▸ **Dataset records**:

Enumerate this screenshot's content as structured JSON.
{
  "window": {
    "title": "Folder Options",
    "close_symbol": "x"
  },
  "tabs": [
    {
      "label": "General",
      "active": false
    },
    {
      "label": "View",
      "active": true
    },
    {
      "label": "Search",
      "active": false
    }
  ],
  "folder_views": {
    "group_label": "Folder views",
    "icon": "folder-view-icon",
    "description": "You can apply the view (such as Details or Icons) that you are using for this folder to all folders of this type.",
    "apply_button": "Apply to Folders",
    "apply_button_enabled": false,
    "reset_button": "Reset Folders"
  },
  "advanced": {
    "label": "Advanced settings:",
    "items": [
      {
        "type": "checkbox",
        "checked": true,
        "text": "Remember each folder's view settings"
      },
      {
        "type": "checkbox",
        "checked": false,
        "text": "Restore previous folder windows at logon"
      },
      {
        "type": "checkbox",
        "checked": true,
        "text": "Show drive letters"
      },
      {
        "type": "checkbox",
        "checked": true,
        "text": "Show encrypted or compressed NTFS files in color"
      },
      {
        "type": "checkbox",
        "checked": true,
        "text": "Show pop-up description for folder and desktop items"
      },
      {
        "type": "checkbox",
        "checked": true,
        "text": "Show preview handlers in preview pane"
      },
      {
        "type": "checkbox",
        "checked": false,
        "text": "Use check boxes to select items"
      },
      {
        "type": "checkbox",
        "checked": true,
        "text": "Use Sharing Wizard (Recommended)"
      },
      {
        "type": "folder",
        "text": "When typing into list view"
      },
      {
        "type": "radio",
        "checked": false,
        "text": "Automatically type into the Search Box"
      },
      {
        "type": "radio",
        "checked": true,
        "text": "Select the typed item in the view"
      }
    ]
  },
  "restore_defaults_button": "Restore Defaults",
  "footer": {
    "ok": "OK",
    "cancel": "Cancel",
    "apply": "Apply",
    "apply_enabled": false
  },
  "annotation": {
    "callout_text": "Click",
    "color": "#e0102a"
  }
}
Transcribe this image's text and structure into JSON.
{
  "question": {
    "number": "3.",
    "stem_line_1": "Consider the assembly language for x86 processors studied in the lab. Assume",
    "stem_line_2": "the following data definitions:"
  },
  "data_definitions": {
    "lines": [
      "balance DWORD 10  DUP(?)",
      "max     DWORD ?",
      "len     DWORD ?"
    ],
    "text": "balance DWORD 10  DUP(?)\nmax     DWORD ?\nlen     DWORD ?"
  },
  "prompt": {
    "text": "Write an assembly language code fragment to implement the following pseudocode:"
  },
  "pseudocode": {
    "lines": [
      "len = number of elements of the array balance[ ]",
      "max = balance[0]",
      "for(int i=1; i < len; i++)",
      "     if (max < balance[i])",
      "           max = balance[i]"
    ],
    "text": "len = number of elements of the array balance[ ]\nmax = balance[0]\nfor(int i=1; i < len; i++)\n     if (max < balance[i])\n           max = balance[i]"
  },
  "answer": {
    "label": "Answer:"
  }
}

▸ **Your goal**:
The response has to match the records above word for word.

▸ **Solution for this problem**:
Enumerate this screenshot's content as structured JSON.
{
  "window": {
    "title": "Folder Options",
    "close_symbol": "x"
  },
  "tabs": [
    {
      "label": "General",
      "active": false
    },
    {
      "label": "View",
      "active": true
    },
    {
      "label": "Search",
      "active": false
    }
  ],
  "folder_views": {
    "group_label": "Folder views",
    "icon": "folder-view-icon",
    "description": "You can apply the view (such as Details or Icons) that you are using for this folder to all folders of this type.",
    "apply_button": "Apply to Folders",
    "apply_button_enabled": false,
    "reset_button": "Reset Folders"
  },
  "advanced": {
    "label": "Advanced settings:",
    "items": [
      {
        "type": "checkbox",
        "checked": true,
        "text": "Remember each folder's view settings"
      },
      {
        "type": "checkbox",
        "checked": false,
        "text": "Restore previous folder windows at logon"
      },
      {
        "type": "checkbox",
        "checked": true,
        "text": "Show drive letters"
      },
      {
        "type": "checkbox",
        "checked": true,
        "text": "Show encrypted or compressed NTFS files in color"
      },
      {
        "type": "checkbox",
        "checked": true,
        "text": "Show pop-up description for folder and desktop items"
      },
      {
        "type": "checkbox",
        "checked": true,
        "text": "Show preview handlers in preview pane"
      },
      {
        "type": "checkbox",
        "checked": false,
        "text": "Use check boxes to select items"
      },
      {
        "type": "checkbox",
        "checked": true,
        "text": "Use Sharing Wizard (Recommended)"
      },
      {
        "type": "folder",
        "text": "When typing into list view"
      },
      {
        "type": "radio",
        "checked": false,
        "text": "Automatically type into the Search Box"
      },
      {
        "type": "radio",
        "checked": true,
        "text": "Select the typed item in the view"
      }
    ]
  },
  "restore_defaults_button": "Restore Defaults",
  "footer": {
    "ok": "OK",
    "cancel": "Cancel",
    "apply": "Apply",
    "apply_enabled": false
  },
  "annotation": {
    "callout_text": "Click",
    "color": "#e0102a"
  }
}
Transcribe this image's text and structure into JSON.
{
  "question": {
    "number": "3.",
    "stem_line_1": "Consider the assembly language for x86 processors studied in the lab. Assume",
    "stem_line_2": "the following data definitions:"
  },
  "data_definitions": {
    "lines": [
      "balance DWORD 10  DUP(?)",
      "max     DWORD ?",
      "len     DWORD ?"
    ],
    "text": "balance DWORD 10  DUP(?)\nmax     DWORD ?\nlen     DWORD ?"
  },
  "prompt": {
    "text": "Write an assembly language code fragment to implement the following pseudocode:"
  },
  "pseudocode": {
    "lines": [
      "len = number of elements of the array balance[ ]",
      "max = balance[0]",
      "for(int i=1; i < len; i++)",
      "     if (max < balance[i])",
      "           max = balance[i]"
    ],
    "text": "len = number of elements of the array balance[ ]\nmax = balance[0]\nfor(int i=1; i < len; i++)\n     if (max < balance[i])\n           max = balance[i]"
  },
  "answer": {
    "label": "Answer:"
  }
}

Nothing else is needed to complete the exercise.